He was the author of many excellent works, as, 1. “The Principles and Practices of certain moderate divines of the Church of England, abusively called Latitudinarians, greatly misunderstood, truly represented and defended,1670, 8vo. This is written in the way of dialogue. 2. “The Design of Christianity or, a plain demonstration and improvement of this proposition, viz. that the enduing men with inward real righteousness and true holiness, was the ultimate end of our Saviour’s coming into the world, and is the great intendment of his blessed Gospel,1671, 8vo. John Bunyan, the author of the Pilgrim’s Progress, having attacked this book, the author vindicated it in a pamphlet with a very coarse title; 3. “Dirt wiped out; or, a manifest discovery of the gross ignorance, erroneousness, and most unchristian and wicked spirit of one John Bunyan, Lay-preacher in Bedford, c.1672, 4to. 4. “Libertas Evangelica; or, a Discourse of Christian Liberty. Being a further pursuance of The Design of Christianity,1630, 8vo. 5. Some pieces against popery; as, “The Resolution of this case of conscience, whether the Church of England’s symbolizing, so far as it doth with the Church of Rome, makes it lawful to hold communion with the Church of Rome?1683, 4to. “A Defence of the Resolution, &c.1684, 4to. “Examination of Cardinal Bellarmine’s fourth note of the Church, viz. Amplitude, or Multitude and Variety of Believers.” “The texts | which Papists cite out of the Bible, for the proof of their doctrine concerning the obscurity of the Holy Scriptures, examined,” 1687, 4to. The two last are printed in “The Preservative against Popery,” folio. He published, also, 6. Two pieces on the doctrine of the Trinity, “Certain Propositions, by which the doctrine of the Holy Trinity is so explained, according to the ancient fathers, as to speak it not contradictory to natural reason. Together with a defence of them, &c.1694, 4to. “A Second Defence of the Propositions, &c.1695, 4to. 7. Eighteen Occasional Sermons; one of which was on “The great wickedness and mischievous effects of Slandering, preached in the parish church of St. Giles’s, Nov. 15, 1685, on Psalm ci. 5, with a large preface of the author, and conclusion in his own vindication,1685, 4to. 8. “An Answer to the Paper delivered by Mr. Ashton at his execution,1690, 4to. 9. “A Discourse on the great disingenuity and unreasonableness of repining at afflicting Providences, and of the influence which they ought to have upon us, published upon occasion of the death of queen Maw; with a preface containing some observations touching her excellent endowments and exemplary life,1695, 8vo.

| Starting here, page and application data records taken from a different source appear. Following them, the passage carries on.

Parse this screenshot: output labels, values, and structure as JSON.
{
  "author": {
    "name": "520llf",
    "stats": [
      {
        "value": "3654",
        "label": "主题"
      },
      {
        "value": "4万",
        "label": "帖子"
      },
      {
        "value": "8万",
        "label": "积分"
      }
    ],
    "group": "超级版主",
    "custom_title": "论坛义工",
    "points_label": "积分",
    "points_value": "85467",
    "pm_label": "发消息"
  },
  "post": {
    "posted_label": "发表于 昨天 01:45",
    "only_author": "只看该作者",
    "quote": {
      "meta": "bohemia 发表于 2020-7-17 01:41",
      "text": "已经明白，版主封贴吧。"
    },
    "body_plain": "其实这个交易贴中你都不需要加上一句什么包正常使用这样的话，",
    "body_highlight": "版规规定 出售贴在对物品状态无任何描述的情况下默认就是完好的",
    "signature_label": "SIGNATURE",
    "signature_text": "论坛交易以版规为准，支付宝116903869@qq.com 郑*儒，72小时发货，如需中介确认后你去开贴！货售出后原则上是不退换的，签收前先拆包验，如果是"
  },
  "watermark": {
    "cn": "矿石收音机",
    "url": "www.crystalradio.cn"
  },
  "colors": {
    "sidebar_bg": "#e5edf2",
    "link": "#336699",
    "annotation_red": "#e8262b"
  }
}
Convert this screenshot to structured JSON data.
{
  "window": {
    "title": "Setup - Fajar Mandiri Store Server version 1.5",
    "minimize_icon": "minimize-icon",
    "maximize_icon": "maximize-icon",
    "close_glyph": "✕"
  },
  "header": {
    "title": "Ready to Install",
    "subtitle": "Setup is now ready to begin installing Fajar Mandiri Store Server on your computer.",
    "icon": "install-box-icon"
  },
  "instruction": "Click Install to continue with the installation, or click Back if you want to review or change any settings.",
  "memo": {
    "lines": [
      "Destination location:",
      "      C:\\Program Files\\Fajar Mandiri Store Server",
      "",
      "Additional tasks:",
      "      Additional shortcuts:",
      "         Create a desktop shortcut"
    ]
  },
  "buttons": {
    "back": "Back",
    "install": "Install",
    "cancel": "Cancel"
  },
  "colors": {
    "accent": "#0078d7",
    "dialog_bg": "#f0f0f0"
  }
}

In the registers of St. Giles’s, Cripplegate, which Mr. Malcolm appears to have examined with care, we find no mention made of any litigious proceedings of the parishioners against Dr. Fowler; but on the contrary, there arc the following entries, which show how much he was respected by them after the revolution: “Feb. 7, 1700. Ordered, that in consideration the bishop of Gloucester has a long time, at his own charge, provided a lecturer in this parish, and been otherwise kind and bountiful to the same, that the chancel of this parish church be forthwith put in good repair at the charge of the parish.” In 1708 he represented to the vestry that he was grown so extremely infirm and old, he could no longer preach in a morning; and having a large family, with but small profits from the vicarage, together with having provided a lecturer for twenty-five years past at his own charge, he now entreated them to elect one themselves, which they did, with many acknowledgments for his lordship’s fatherly conduct towards them. 1


Biog. Brit.—Malcolm’s Londinium Redivivum, vol. III.—Burnet’s Own Times.—Birch’s Life of Tillotson.—Ath. Ox. vol. II.—Gent. Map. vol. II. 1002, for a curious anecdote of our bishop, who was a believer in ghosts.